_Task instructions_
Without any images, write the data out exactly as it appears.

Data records
___
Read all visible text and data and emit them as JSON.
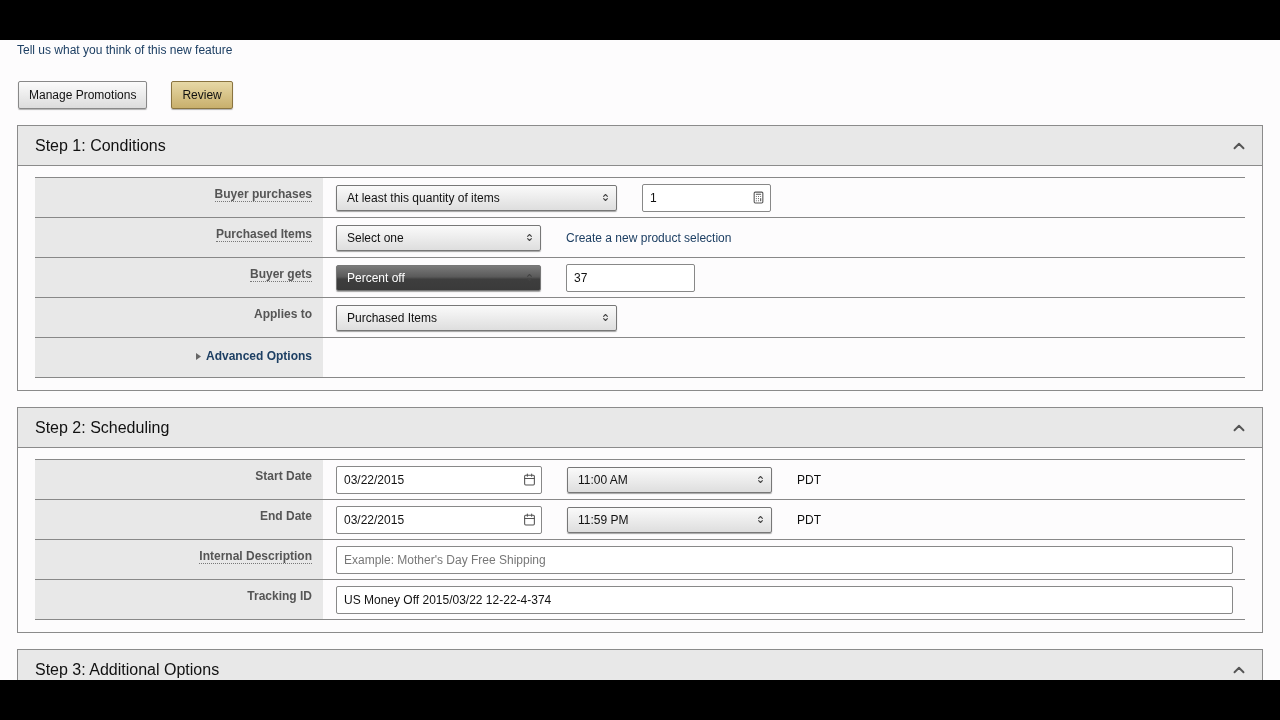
{
  "feedback_link": "Tell us what you think of this new feature",
  "buttons": [
    {
      "label": "Manage Promotions",
      "kind": "default"
    },
    {
      "label": "Review",
      "kind": "primary"
    }
  ],
  "sections": [
    {
      "title": "Step 1: Conditions",
      "expanded": true,
      "rows": [
        {
          "label": "Buyer purchases",
          "dotted": true,
          "controls": [
            {
              "kind": "select",
              "value": "At least this quantity of items",
              "active": false
            },
            {
              "kind": "number",
              "value": "1"
            }
          ]
        },
        {
          "label": "Purchased Items",
          "dotted": true,
          "controls": [
            {
              "kind": "select",
              "value": "Select one",
              "active": false
            },
            {
              "kind": "link",
              "value": "Create a new product selection"
            }
          ]
        },
        {
          "label": "Buyer gets",
          "dotted": true,
          "controls": [
            {
              "kind": "select",
              "value": "Percent off",
              "active": true
            },
            {
              "kind": "text",
              "value": "37"
            }
          ]
        },
        {
          "label": "Applies to",
          "dotted": false,
          "controls": [
            {
              "kind": "select",
              "value": "Purchased Items",
              "active": false
            }
          ]
        },
        {
          "label": "Advanced Options",
          "kind": "toggle",
          "expanded": false,
          "controls": []
        }
      ]
    },
    {
      "title": "Step 2: Scheduling",
      "expanded": true,
      "rows": [
        {
          "label": "Start Date",
          "dotted": false,
          "controls": [
            {
              "kind": "date",
              "value": "03/22/2015"
            },
            {
              "kind": "select",
              "value": "11:00 AM",
              "active": false
            },
            {
              "kind": "zone",
              "value": "PDT"
            }
          ]
        },
        {
          "label": "End Date",
          "dotted": false,
          "controls": [
            {
              "kind": "date",
              "value": "03/22/2015"
            },
            {
              "kind": "select",
              "value": "11:59 PM",
              "active": false
            },
            {
              "kind": "zone",
              "value": "PDT"
            }
          ]
        },
        {
          "label": "Internal Description",
          "dotted": true,
          "controls": [
            {
              "kind": "wide",
              "placeholder": "Example: Mother's Day Free Shipping"
            }
          ]
        },
        {
          "label": "Tracking ID",
          "dotted": false,
          "controls": [
            {
              "kind": "wide",
              "value": "US Money Off 2015/03/22 12-22-4-374"
            }
          ]
        }
      ]
    },
    {
      "title": "Step 3: Additional Options",
      "expanded": true
    }
  ]
}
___
_Result for this exercise_
Read all visible text and data and emit them as JSON.
{
  "feedback_link": "Tell us what you think of this new feature",
  "buttons": [
    {
      "label": "Manage Promotions",
      "kind": "default"
    },
    {
      "label": "Review",
      "kind": "primary"
    }
  ],
  "sections": [
    {
      "title": "Step 1: Conditions",
      "expanded": true,
      "rows": [
        {
          "label": "Buyer purchases",
          "dotted": true,
          "controls": [
            {
              "kind": "select",
              "value": "At least this quantity of items",
              "active": false
            },
            {
              "kind": "number",
              "value": "1"
            }
          ]
        },
        {
          "label": "Purchased Items",
          "dotted": true,
          "controls": [
            {
              "kind": "select",
              "value": "Select one",
              "active": false
            },
            {
              "kind": "link",
              "value": "Create a new product selection"
            }
          ]
        },
        {
          "label": "Buyer gets",
          "dotted": true,
          "controls": [
            {
              "kind": "select",
              "value": "Percent off",
              "active": true
            },
            {
              "kind": "text",
              "value": "37"
            }
          ]
        },
        {
          "label": "Applies to",
          "dotted": false,
          "controls": [
            {
              "kind": "select",
              "value": "Purchased Items",
              "active": false
            }
          ]
        },
        {
          "label": "Advanced Options",
          "kind": "toggle",
          "expanded": false,
          "controls": []
        }
      ]
    },
    {
      "title": "Step 2: Scheduling",
      "expanded": true,
      "rows": [
        {
          "label": "Start Date",
          "dotted": false,
          "controls": [
            {
              "kind": "date",
              "value": "03/22/2015"
            },
            {
              "kind": "select",
              "value": "11:00 AM",
              "active": false
            },
            {
              "kind": "zone",
              "value": "PDT"
            }
          ]
        },
        {
          "label": "End Date",
          "dotted": false,
          "controls": [
            {
              "kind": "date",
              "value": "03/22/2015"
            },
            {
              "kind": "select",
              "value": "11:59 PM",
              "active": false
            },
            {
              "kind": "zone",
              "value": "PDT"
            }
          ]
        },
        {
          "label": "Internal Description",
          "dotted": true,
          "controls": [
            {
              "kind": "wide",
              "placeholder": "Example: Mother's Day Free Shipping"
            }
          ]
        },
        {
          "label": "Tracking ID",
          "dotted": false,
          "controls": [
            {
              "kind": "wide",
              "value": "US Money Off 2015/03/22 12-22-4-374"
            }
          ]
        }
      ]
    },
    {
      "title": "Step 3: Additional Options",
      "expanded": true
    }
  ]
}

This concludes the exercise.